Welsh schoolboy Osian George, 14, wants to compete in the skateboarding event at the 2024 Olympics in Paris. But he’s been told that the sport, which was included in the 2020 Tokyo Olympics for the first time, can’t be part of his sport GCSE. The examination board WJEC said it’d be looking at broadening activities in the PE list that will be taught from 2025 – too late for Osian – but that skateboarding wasn’t identified as a sport to include when the last review was done in 2015.
Osian, from Carmarthenshire, has been skateboarding since he was five years old and hopes to be an Olympic champion one day. He’d be following the success of Sky Brown, who became Team GB’s youngest ever medallist when she won a skateboarding medal at the Tokyo Olympics, aged 13.
Now studying for his GCSEs, Osian told the BBC he was devastated when he was told his skating couldn’t count towards his PE qualification or be put on the syllabus. “I couldn’t believe it. Skateboarding is such a good sport and now it’s in the Olympics,” Osian said. “I’d like to see skateboarding count towards my work in school because I’ve been doing it my entire life. If it was part of the exam, it would help me get better grades. Not everyone wants to do football, rugby, or cricket. People want to try something new. If we aren’t giving people the chance to do it, I don’t see how we’re going to get people to the Olympics.”

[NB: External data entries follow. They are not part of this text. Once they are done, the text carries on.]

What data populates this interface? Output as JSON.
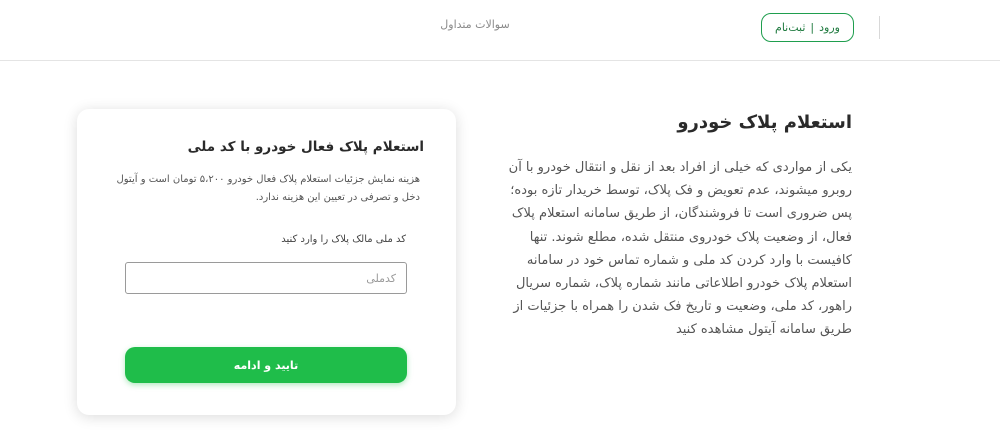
{
  "header": {
    "login_label": "ورود",
    "separator": "|",
    "register_label": "ثبت‌نام",
    "faq_label": "سوالات متداول"
  },
  "article": {
    "title": "استعلام پلاک خودرو",
    "body": "یکی از مواردی که خیلی از افراد بعد از نقل و انتقال خودرو با آن روبرو میشوند، عدم تعویض و فک پلاک، توسط خریدار تازه بوده؛ پس ضروری است تا فروشندگان، از طریق سامانه استعلام پلاک فعال، از وضعیت پلاک خودروی منتقل شده، مطلع شوند. تنها کافیست با وارد کردن کد ملی و شماره تماس خود در سامانه استعلام پلاک خودرو اطلاعاتی مانند شماره پلاک، شماره سریال راهور، کد ملی، وضعیت و تاریخ فک شدن را همراه با جزئیات از طریق سامانه آیتول مشاهده کنید"
  },
  "form": {
    "title": "استعلام پلاک فعال خودرو با کد ملی",
    "note": "هزینه نمایش جزئیات استعلام پلاک فعال خودرو ۵،۲۰۰ تومان است و آیتول دخل و تصرفی در تعیین این هزینه ندارد.",
    "field_label": "کد ملی مالک پلاک را وارد کنید",
    "national_id_placeholder": "کدملی",
    "national_id_value": "",
    "submit_label": "تایید و ادامه"
  },
  "colors": {
    "accent_green": "#1fbd4a",
    "outline_green": "#1f9e4e"
  }
}
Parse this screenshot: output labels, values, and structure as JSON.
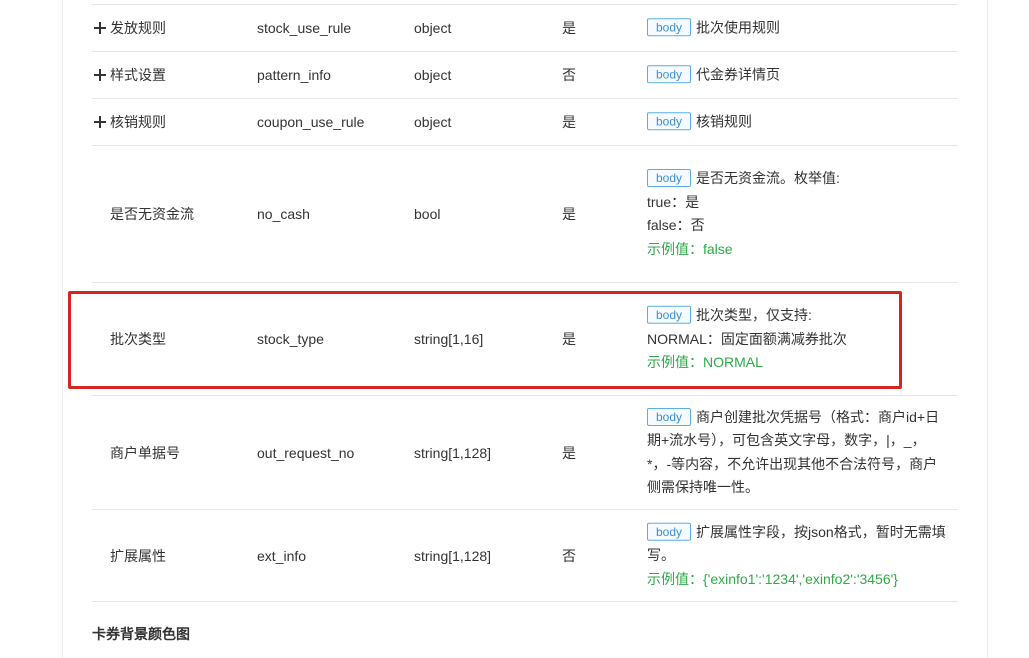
{
  "rows": [
    {
      "name": "发放规则",
      "field": "stock_use_rule",
      "type": "object",
      "required": "是",
      "tag": "body",
      "desc": [
        "批次使用规则"
      ],
      "example": ""
    },
    {
      "name": "样式设置",
      "field": "pattern_info",
      "type": "object",
      "required": "否",
      "tag": "body",
      "desc": [
        "代金券详情页"
      ],
      "example": ""
    },
    {
      "name": "核销规则",
      "field": "coupon_use_rule",
      "type": "object",
      "required": "是",
      "tag": "body",
      "desc": [
        "核销规则"
      ],
      "example": ""
    },
    {
      "name": "是否无资金流",
      "field": "no_cash",
      "type": "bool",
      "required": "是",
      "tag": "body",
      "desc": [
        "是否无资金流。枚举值:",
        "true：是",
        "false：否"
      ],
      "example": "示例值：false"
    },
    {
      "name": "批次类型",
      "field": "stock_type",
      "type": "string[1,16]",
      "required": "是",
      "tag": "body",
      "desc": [
        "批次类型，仅支持:",
        "NORMAL：固定面额满减券批次"
      ],
      "example": "示例值：NORMAL"
    },
    {
      "name": "商户单据号",
      "field": "out_request_no",
      "type": "string[1,128]",
      "required": "是",
      "tag": "body",
      "desc": [
        "商户创建批次凭据号（格式：商户id+日期+流水号），可包含英文字母，数字，|，_，*，-等内容，不允许出现其他不合法符号，商户侧需保持唯一性。"
      ],
      "example": ""
    },
    {
      "name": "扩展属性",
      "field": "ext_info",
      "type": "string[1,128]",
      "required": "否",
      "tag": "body",
      "desc": [
        "扩展属性字段，按json格式，暂时无需填写。"
      ],
      "example": "示例值：{'exinfo1':'1234','exinfo2':'3456'}"
    }
  ],
  "section_title": "卡券背景颜色图",
  "colors": {
    "tag": "#3a8fd9",
    "example": "#2eaa47",
    "highlight": "#d4261e"
  }
}
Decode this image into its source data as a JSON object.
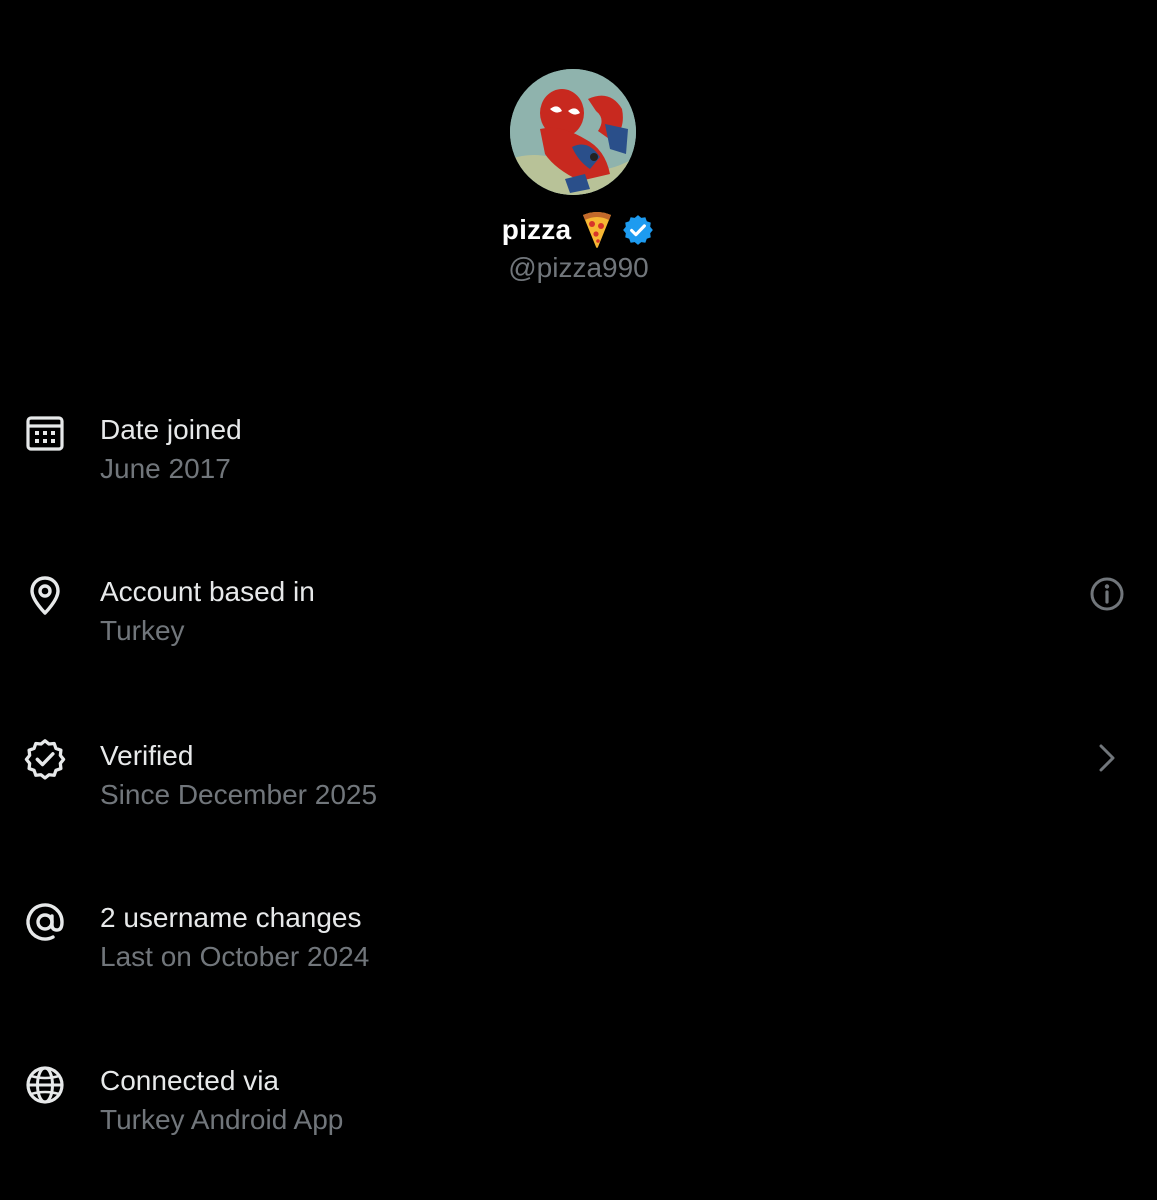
{
  "profile": {
    "display_name": "pizza",
    "name_emoji": "pizza-emoji",
    "verified_badge": "verified-badge-icon",
    "handle": "@pizza990",
    "accent_color": "#1d9bf0"
  },
  "info_rows": [
    {
      "icon": "calendar-icon",
      "title": "Date joined",
      "subtitle": "June 2017"
    },
    {
      "icon": "location-pin-icon",
      "title": "Account based in",
      "subtitle": "Turkey",
      "trailing_icon": "info-icon"
    },
    {
      "icon": "verified-check-icon",
      "title": "Verified",
      "subtitle": "Since December 2025",
      "trailing_icon": "chevron-right-icon"
    },
    {
      "icon": "at-sign-icon",
      "title": "2 username changes",
      "subtitle": "Last on October 2024"
    },
    {
      "icon": "globe-icon",
      "title": "Connected via",
      "subtitle": "Turkey Android App"
    }
  ],
  "colors": {
    "background": "#000000",
    "primary_text": "#e7e9ea",
    "secondary_text": "#71767b",
    "icon": "#e7e9ea"
  }
}
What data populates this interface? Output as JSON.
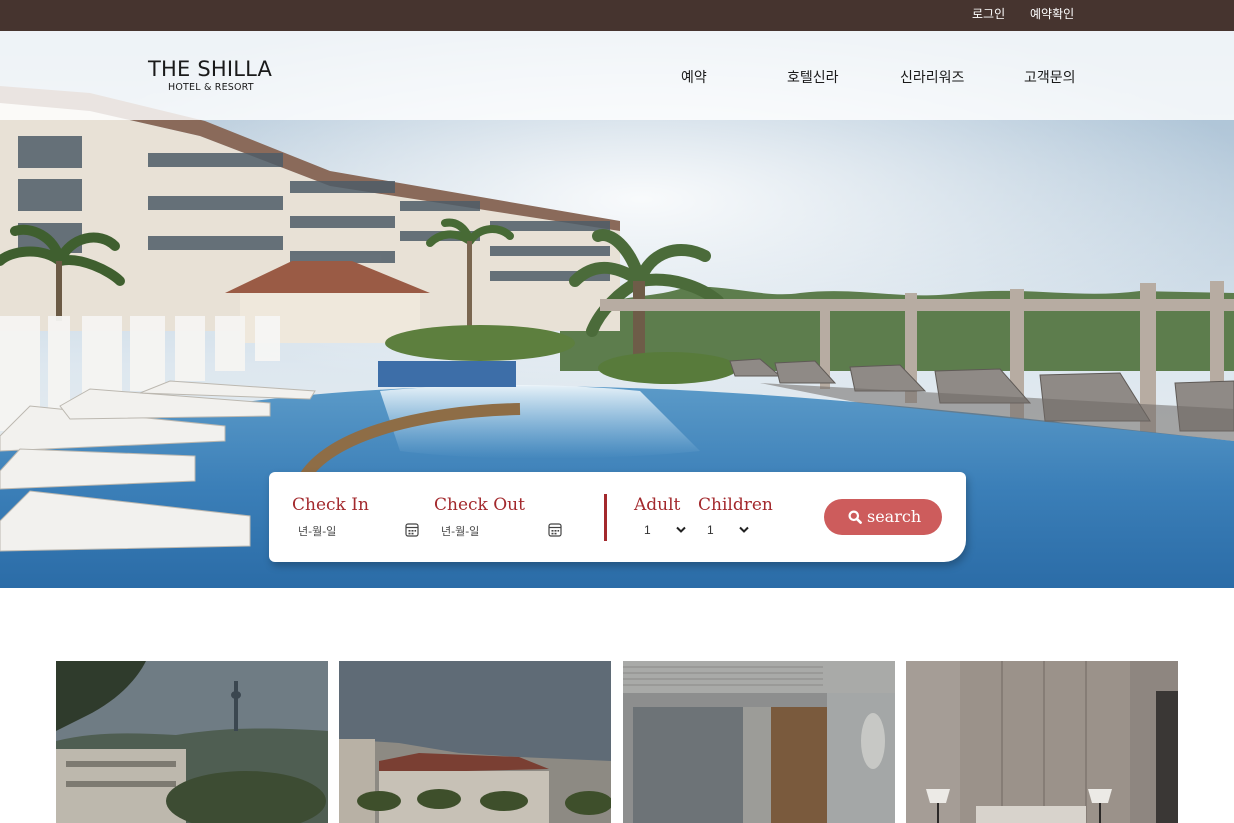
{
  "topbar": {
    "login": "로그인",
    "reservation_check": "예약확인"
  },
  "header": {
    "logo_brand": "THE SHILLA",
    "logo_sub": "HOTEL & RESORT",
    "nav": [
      "예약",
      "호텔신라",
      "신라리워즈",
      "고객문의"
    ]
  },
  "hero": {
    "image": "resort-pool-hero-image"
  },
  "booking": {
    "check_in_label": "Check In",
    "check_out_label": "Check Out",
    "date_placeholder": "년-월-일",
    "adult_label": "Adult",
    "children_label": "Children",
    "adult_value": "1",
    "children_value": "1",
    "search_label": "search",
    "accent_color": "#a3292d",
    "button_color": "#cd5c5c"
  },
  "gallery": {
    "cards": [
      "seoul-city-view-image",
      "jeju-resort-exterior-image",
      "hotel-room-window-image",
      "hotel-bedroom-image"
    ]
  },
  "icons": {
    "calendar": "calendar-icon",
    "chevron": "chevron-down-icon",
    "search": "search-icon"
  },
  "colors": {
    "topbar_bg": "#46342f"
  }
}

James Jones, professional BMX rider and member of the Team GB freestyle BMX team for the 2020 Tokyo Olympics, is backing Osian’s plea. He told the BBC: “You are drilled football, rugby and swimming and here you have a kid who is tremendous on a skateboard and, possibly, teachers don’t know how good he is or see him ride. We need more skate parks for these kids to fulfil their dreams. Skateboarding is a lot bigger than BMX and they [skateboarders] need more support,” he said.